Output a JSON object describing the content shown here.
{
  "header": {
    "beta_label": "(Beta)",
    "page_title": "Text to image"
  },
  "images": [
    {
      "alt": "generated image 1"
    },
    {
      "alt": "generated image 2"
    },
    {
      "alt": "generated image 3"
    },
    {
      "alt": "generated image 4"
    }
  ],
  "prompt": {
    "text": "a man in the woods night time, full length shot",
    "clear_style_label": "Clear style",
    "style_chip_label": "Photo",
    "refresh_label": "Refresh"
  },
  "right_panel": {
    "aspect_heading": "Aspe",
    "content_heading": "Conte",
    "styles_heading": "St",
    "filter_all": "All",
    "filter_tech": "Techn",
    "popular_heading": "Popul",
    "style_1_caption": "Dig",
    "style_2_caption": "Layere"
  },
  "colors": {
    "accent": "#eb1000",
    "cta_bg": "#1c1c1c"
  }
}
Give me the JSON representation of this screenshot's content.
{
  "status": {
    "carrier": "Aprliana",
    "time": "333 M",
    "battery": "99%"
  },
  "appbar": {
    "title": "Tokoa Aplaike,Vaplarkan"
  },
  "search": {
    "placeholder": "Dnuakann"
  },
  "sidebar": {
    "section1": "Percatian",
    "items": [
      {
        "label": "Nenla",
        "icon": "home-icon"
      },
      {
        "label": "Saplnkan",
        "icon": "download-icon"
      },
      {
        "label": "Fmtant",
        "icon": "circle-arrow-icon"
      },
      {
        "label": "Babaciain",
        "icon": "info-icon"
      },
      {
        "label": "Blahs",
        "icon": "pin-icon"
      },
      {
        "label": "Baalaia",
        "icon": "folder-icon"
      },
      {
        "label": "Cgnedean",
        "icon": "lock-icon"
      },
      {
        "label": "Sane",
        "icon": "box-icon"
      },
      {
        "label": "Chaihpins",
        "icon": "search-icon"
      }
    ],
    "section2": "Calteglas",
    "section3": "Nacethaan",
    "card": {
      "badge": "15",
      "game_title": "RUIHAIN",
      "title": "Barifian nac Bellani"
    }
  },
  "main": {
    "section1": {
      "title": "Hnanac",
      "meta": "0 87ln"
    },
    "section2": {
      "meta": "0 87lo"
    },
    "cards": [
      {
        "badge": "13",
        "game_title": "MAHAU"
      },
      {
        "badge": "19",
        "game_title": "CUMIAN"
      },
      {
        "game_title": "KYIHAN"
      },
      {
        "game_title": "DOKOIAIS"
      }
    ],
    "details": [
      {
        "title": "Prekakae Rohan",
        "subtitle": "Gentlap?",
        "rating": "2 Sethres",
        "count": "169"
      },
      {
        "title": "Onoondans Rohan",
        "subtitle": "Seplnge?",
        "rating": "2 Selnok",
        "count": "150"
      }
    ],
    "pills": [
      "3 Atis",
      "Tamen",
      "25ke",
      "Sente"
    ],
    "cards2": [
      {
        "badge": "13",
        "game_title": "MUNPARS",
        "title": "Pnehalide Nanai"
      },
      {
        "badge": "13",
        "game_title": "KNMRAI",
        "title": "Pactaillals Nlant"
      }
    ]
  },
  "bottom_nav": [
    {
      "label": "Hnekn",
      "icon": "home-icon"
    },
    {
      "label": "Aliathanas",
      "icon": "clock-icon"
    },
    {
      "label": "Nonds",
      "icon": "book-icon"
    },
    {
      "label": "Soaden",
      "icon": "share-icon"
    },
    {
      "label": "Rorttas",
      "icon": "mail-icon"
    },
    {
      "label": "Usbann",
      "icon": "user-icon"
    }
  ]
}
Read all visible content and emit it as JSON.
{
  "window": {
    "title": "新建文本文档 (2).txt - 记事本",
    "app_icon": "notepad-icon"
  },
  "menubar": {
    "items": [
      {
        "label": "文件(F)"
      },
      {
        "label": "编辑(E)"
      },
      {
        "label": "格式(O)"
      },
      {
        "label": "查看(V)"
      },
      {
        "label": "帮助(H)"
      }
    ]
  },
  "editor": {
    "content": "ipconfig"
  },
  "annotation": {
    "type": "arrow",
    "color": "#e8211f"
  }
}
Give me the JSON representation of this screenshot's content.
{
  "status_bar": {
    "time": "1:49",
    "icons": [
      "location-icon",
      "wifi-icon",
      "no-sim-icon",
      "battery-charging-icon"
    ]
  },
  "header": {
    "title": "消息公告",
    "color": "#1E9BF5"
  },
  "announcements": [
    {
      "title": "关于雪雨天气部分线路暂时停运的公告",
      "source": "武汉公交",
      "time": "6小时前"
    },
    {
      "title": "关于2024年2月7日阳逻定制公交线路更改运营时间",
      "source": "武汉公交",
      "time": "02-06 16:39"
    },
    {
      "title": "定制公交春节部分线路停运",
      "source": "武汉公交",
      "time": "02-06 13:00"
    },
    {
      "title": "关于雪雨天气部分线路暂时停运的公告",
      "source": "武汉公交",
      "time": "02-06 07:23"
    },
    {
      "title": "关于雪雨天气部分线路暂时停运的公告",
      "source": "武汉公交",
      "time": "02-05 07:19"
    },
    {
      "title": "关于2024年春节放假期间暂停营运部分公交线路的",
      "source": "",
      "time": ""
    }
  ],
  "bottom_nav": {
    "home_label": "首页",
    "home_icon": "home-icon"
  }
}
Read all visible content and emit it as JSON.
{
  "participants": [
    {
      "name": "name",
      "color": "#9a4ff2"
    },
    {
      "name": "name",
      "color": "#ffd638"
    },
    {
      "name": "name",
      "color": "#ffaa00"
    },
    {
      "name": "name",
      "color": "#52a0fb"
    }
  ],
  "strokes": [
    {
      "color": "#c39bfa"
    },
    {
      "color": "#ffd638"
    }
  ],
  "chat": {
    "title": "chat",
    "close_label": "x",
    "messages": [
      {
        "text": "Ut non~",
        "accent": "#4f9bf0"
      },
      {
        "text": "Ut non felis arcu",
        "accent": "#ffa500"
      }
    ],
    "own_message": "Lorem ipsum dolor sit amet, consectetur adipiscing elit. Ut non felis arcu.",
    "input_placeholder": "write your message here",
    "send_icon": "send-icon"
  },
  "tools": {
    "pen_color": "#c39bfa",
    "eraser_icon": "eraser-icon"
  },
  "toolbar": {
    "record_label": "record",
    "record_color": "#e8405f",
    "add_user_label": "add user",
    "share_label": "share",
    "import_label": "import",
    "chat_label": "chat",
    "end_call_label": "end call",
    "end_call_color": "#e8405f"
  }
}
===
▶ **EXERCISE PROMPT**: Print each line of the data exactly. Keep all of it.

▶ **ANSWER TO THIS TASK**:
Output a JSON object describing the content shown here.
{
  "header": {
    "beta_label": "(Beta)",
    "page_title": "Text to image"
  },
  "images": [
    {
      "alt": "generated image 1"
    },
    {
      "alt": "generated image 2"
    },
    {
      "alt": "generated image 3"
    },
    {
      "alt": "generated image 4"
    }
  ],
  "prompt": {
    "text": "a man in the woods night time, full length shot",
    "clear_style_label": "Clear style",
    "style_chip_label": "Photo",
    "refresh_label": "Refresh"
  },
  "right_panel": {
    "aspect_heading": "Aspe",
    "content_heading": "Conte",
    "styles_heading": "St",
    "filter_all": "All",
    "filter_tech": "Techn",
    "popular_heading": "Popul",
    "style_1_caption": "Dig",
    "style_2_caption": "Layere"
  },
  "colors": {
    "accent": "#eb1000",
    "cta_bg": "#1c1c1c"
  }
}
Give me the JSON representation of this screenshot's content.
{
  "status": {
    "carrier": "Aprliana",
    "time": "333 M",
    "battery": "99%"
  },
  "appbar": {
    "title": "Tokoa Aplaike,Vaplarkan"
  },
  "search": {
    "placeholder": "Dnuakann"
  },
  "sidebar": {
    "section1": "Percatian",
    "items": [
      {
        "label": "Nenla",
        "icon": "home-icon"
      },
      {
        "label": "Saplnkan",
        "icon": "download-icon"
      },
      {
        "label": "Fmtant",
        "icon": "circle-arrow-icon"
      },
      {
        "label": "Babaciain",
        "icon": "info-icon"
      },
      {
        "label": "Blahs",
        "icon": "pin-icon"
      },
      {
        "label": "Baalaia",
        "icon": "folder-icon"
      },
      {
        "label": "Cgnedean",
        "icon": "lock-icon"
      },
      {
        "label": "Sane",
        "icon": "box-icon"
      },
      {
        "label": "Chaihpins",
        "icon": "search-icon"
      }
    ],
    "section2": "Calteglas",
    "section3": "Nacethaan",
    "card": {
      "badge": "15",
      "game_title": "RUIHAIN",
      "title": "Barifian nac Bellani"
    }
  },
  "main": {
    "section1": {
      "title": "Hnanac",
      "meta": "0 87ln"
    },
    "section2": {
      "meta": "0 87lo"
    },
    "cards": [
      {
        "badge": "13",
        "game_title": "MAHAU"
      },
      {
        "badge": "19",
        "game_title": "CUMIAN"
      },
      {
        "game_title": "KYIHAN"
      },
      {
        "game_title": "DOKOIAIS"
      }
    ],
    "details": [
      {
        "title": "Prekakae Rohan",
        "subtitle": "Gentlap?",
        "rating": "2 Sethres",
        "count": "169"
      },
      {
        "title": "Onoondans Rohan",
        "subtitle": "Seplnge?",
        "rating": "2 Selnok",
        "count": "150"
      }
    ],
    "pills": [
      "3 Atis",
      "Tamen",
      "25ke",
      "Sente"
    ],
    "cards2": [
      {
        "badge": "13",
        "game_title": "MUNPARS",
        "title": "Pnehalide Nanai"
      },
      {
        "badge": "13",
        "game_title": "KNMRAI",
        "title": "Pactaillals Nlant"
      }
    ]
  },
  "bottom_nav": [
    {
      "label": "Hnekn",
      "icon": "home-icon"
    },
    {
      "label": "Aliathanas",
      "icon": "clock-icon"
    },
    {
      "label": "Nonds",
      "icon": "book-icon"
    },
    {
      "label": "Soaden",
      "icon": "share-icon"
    },
    {
      "label": "Rorttas",
      "icon": "mail-icon"
    },
    {
      "label": "Usbann",
      "icon": "user-icon"
    }
  ]
}
Read all visible content and emit it as JSON.
{
  "window": {
    "title": "新建文本文档 (2).txt - 记事本",
    "app_icon": "notepad-icon"
  },
  "menubar": {
    "items": [
      {
        "label": "文件(F)"
      },
      {
        "label": "编辑(E)"
      },
      {
        "label": "格式(O)"
      },
      {
        "label": "查看(V)"
      },
      {
        "label": "帮助(H)"
      }
    ]
  },
  "editor": {
    "content": "ipconfig"
  },
  "annotation": {
    "type": "arrow",
    "color": "#e8211f"
  }
}
Give me the JSON representation of this screenshot's content.
{
  "status_bar": {
    "time": "1:49",
    "icons": [
      "location-icon",
      "wifi-icon",
      "no-sim-icon",
      "battery-charging-icon"
    ]
  },
  "header": {
    "title": "消息公告",
    "color": "#1E9BF5"
  },
  "announcements": [
    {
      "title": "关于雪雨天气部分线路暂时停运的公告",
      "source": "武汉公交",
      "time": "6小时前"
    },
    {
      "title": "关于2024年2月7日阳逻定制公交线路更改运营时间",
      "source": "武汉公交",
      "time": "02-06 16:39"
    },
    {
      "title": "定制公交春节部分线路停运",
      "source": "武汉公交",
      "time": "02-06 13:00"
    },
    {
      "title": "关于雪雨天气部分线路暂时停运的公告",
      "source": "武汉公交",
      "time": "02-06 07:23"
    },
    {
      "title": "关于雪雨天气部分线路暂时停运的公告",
      "source": "武汉公交",
      "time": "02-05 07:19"
    },
    {
      "title": "关于2024年春节放假期间暂停营运部分公交线路的",
      "source": "",
      "time": ""
    }
  ],
  "bottom_nav": {
    "home_label": "首页",
    "home_icon": "home-icon"
  }
}
Read all visible content and emit it as JSON.
{
  "participants": [
    {
      "name": "name",
      "color": "#9a4ff2"
    },
    {
      "name": "name",
      "color": "#ffd638"
    },
    {
      "name": "name",
      "color": "#ffaa00"
    },
    {
      "name": "name",
      "color": "#52a0fb"
    }
  ],
  "strokes": [
    {
      "color": "#c39bfa"
    },
    {
      "color": "#ffd638"
    }
  ],
  "chat": {
    "title": "chat",
    "close_label": "x",
    "messages": [
      {
        "text": "Ut non~",
        "accent": "#4f9bf0"
      },
      {
        "text": "Ut non felis arcu",
        "accent": "#ffa500"
      }
    ],
    "own_message": "Lorem ipsum dolor sit amet, consectetur adipiscing elit. Ut non felis arcu.",
    "input_placeholder": "write your message here",
    "send_icon": "send-icon"
  },
  "tools": {
    "pen_color": "#c39bfa",
    "eraser_icon": "eraser-icon"
  },
  "toolbar": {
    "record_label": "record",
    "record_color": "#e8405f",
    "add_user_label": "add user",
    "share_label": "share",
    "import_label": "import",
    "chat_label": "chat",
    "end_call_label": "end call",
    "end_call_color": "#e8405f"
  }
}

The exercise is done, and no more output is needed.